■ **Web page and app entries**:
##############################

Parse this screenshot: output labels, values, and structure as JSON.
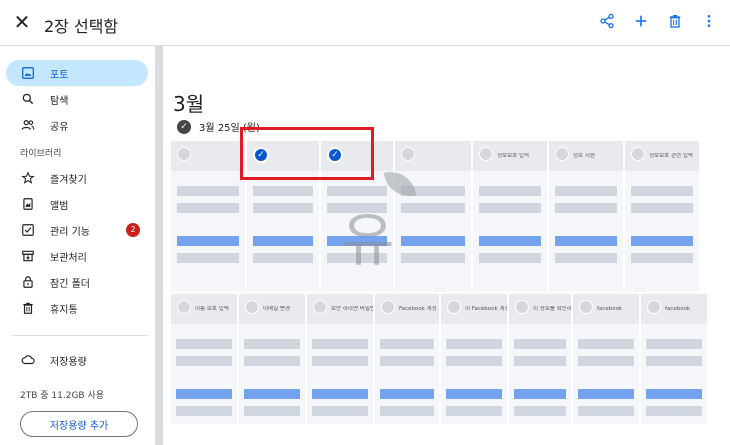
{
  "header": {
    "title": "2장 선택함",
    "close_icon": "close-icon",
    "actions": [
      {
        "name": "share-icon"
      },
      {
        "name": "add-icon"
      },
      {
        "name": "trash-icon"
      },
      {
        "name": "more-vert-icon"
      }
    ]
  },
  "sidebar": {
    "items": [
      {
        "label": "포토",
        "icon": "photo-icon",
        "active": true
      },
      {
        "label": "탐색",
        "icon": "search-icon"
      },
      {
        "label": "공유",
        "icon": "people-icon"
      }
    ],
    "library_label": "라이브러리",
    "library_items": [
      {
        "label": "즐겨찾기",
        "icon": "star-icon"
      },
      {
        "label": "앨범",
        "icon": "album-icon"
      },
      {
        "label": "관리 기능",
        "icon": "checklist-icon",
        "badge": "2"
      },
      {
        "label": "보관처리",
        "icon": "archive-icon"
      },
      {
        "label": "잠긴 폴더",
        "icon": "lock-icon"
      },
      {
        "label": "휴지통",
        "icon": "trash-icon"
      }
    ],
    "storage": {
      "label": "저장용량",
      "icon": "cloud-icon",
      "usage": "2TB 중 11.2GB 사용",
      "button": "저장용량 추가"
    }
  },
  "main": {
    "month": "3월",
    "date_label": "3월 25일 (월)",
    "row1": [
      {
        "selected": false,
        "caption": ""
      },
      {
        "selected": true,
        "caption": ""
      },
      {
        "selected": true,
        "caption": ""
      },
      {
        "selected": false,
        "caption": ""
      },
      {
        "selected": false,
        "caption": "정보보호 입력"
      },
      {
        "selected": false,
        "caption": "정보 지원"
      },
      {
        "selected": false,
        "caption": "정보보호 관련 입력"
      }
    ],
    "row2": [
      {
        "selected": false,
        "caption": "이름 보호 입력"
      },
      {
        "selected": false,
        "caption": "이메일 변경"
      },
      {
        "selected": false,
        "caption": "보안 하려면 비밀번호를 입력"
      },
      {
        "selected": false,
        "caption": "Facebook 계정 보호를 위해 확인"
      },
      {
        "selected": false,
        "caption": "이 Facebook 계정이 본인 계정입니까?"
      },
      {
        "selected": false,
        "caption": "이 정보를 확인하세요"
      },
      {
        "selected": false,
        "caption": "facebook"
      },
      {
        "selected": false,
        "caption": "facebook"
      }
    ]
  },
  "colors": {
    "accent": "#0b57d0",
    "active_nav_bg": "#c2e7ff",
    "badge": "#c5221f",
    "highlight": "#e01b24"
  }
}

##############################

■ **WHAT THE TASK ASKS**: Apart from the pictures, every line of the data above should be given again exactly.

■ **TASK ANSWER**:
Parse this screenshot: output labels, values, and structure as JSON.
{
  "header": {
    "title": "2장 선택함",
    "close_icon": "close-icon",
    "actions": [
      {
        "name": "share-icon"
      },
      {
        "name": "add-icon"
      },
      {
        "name": "trash-icon"
      },
      {
        "name": "more-vert-icon"
      }
    ]
  },
  "sidebar": {
    "items": [
      {
        "label": "포토",
        "icon": "photo-icon",
        "active": true
      },
      {
        "label": "탐색",
        "icon": "search-icon"
      },
      {
        "label": "공유",
        "icon": "people-icon"
      }
    ],
    "library_label": "라이브러리",
    "library_items": [
      {
        "label": "즐겨찾기",
        "icon": "star-icon"
      },
      {
        "label": "앨범",
        "icon": "album-icon"
      },
      {
        "label": "관리 기능",
        "icon": "checklist-icon",
        "badge": "2"
      },
      {
        "label": "보관처리",
        "icon": "archive-icon"
      },
      {
        "label": "잠긴 폴더",
        "icon": "lock-icon"
      },
      {
        "label": "휴지통",
        "icon": "trash-icon"
      }
    ],
    "storage": {
      "label": "저장용량",
      "icon": "cloud-icon",
      "usage": "2TB 중 11.2GB 사용",
      "button": "저장용량 추가"
    }
  },
  "main": {
    "month": "3월",
    "date_label": "3월 25일 (월)",
    "row1": [
      {
        "selected": false,
        "caption": ""
      },
      {
        "selected": true,
        "caption": ""
      },
      {
        "selected": true,
        "caption": ""
      },
      {
        "selected": false,
        "caption": ""
      },
      {
        "selected": false,
        "caption": "정보보호 입력"
      },
      {
        "selected": false,
        "caption": "정보 지원"
      },
      {
        "selected": false,
        "caption": "정보보호 관련 입력"
      }
    ],
    "row2": [
      {
        "selected": false,
        "caption": "이름 보호 입력"
      },
      {
        "selected": false,
        "caption": "이메일 변경"
      },
      {
        "selected": false,
        "caption": "보안 하려면 비밀번호를 입력"
      },
      {
        "selected": false,
        "caption": "Facebook 계정 보호를 위해 확인"
      },
      {
        "selected": false,
        "caption": "이 Facebook 계정이 본인 계정입니까?"
      },
      {
        "selected": false,
        "caption": "이 정보를 확인하세요"
      },
      {
        "selected": false,
        "caption": "facebook"
      },
      {
        "selected": false,
        "caption": "facebook"
      }
    ]
  },
  "colors": {
    "accent": "#0b57d0",
    "active_nav_bg": "#c2e7ff",
    "badge": "#c5221f",
    "highlight": "#e01b24"
  }
}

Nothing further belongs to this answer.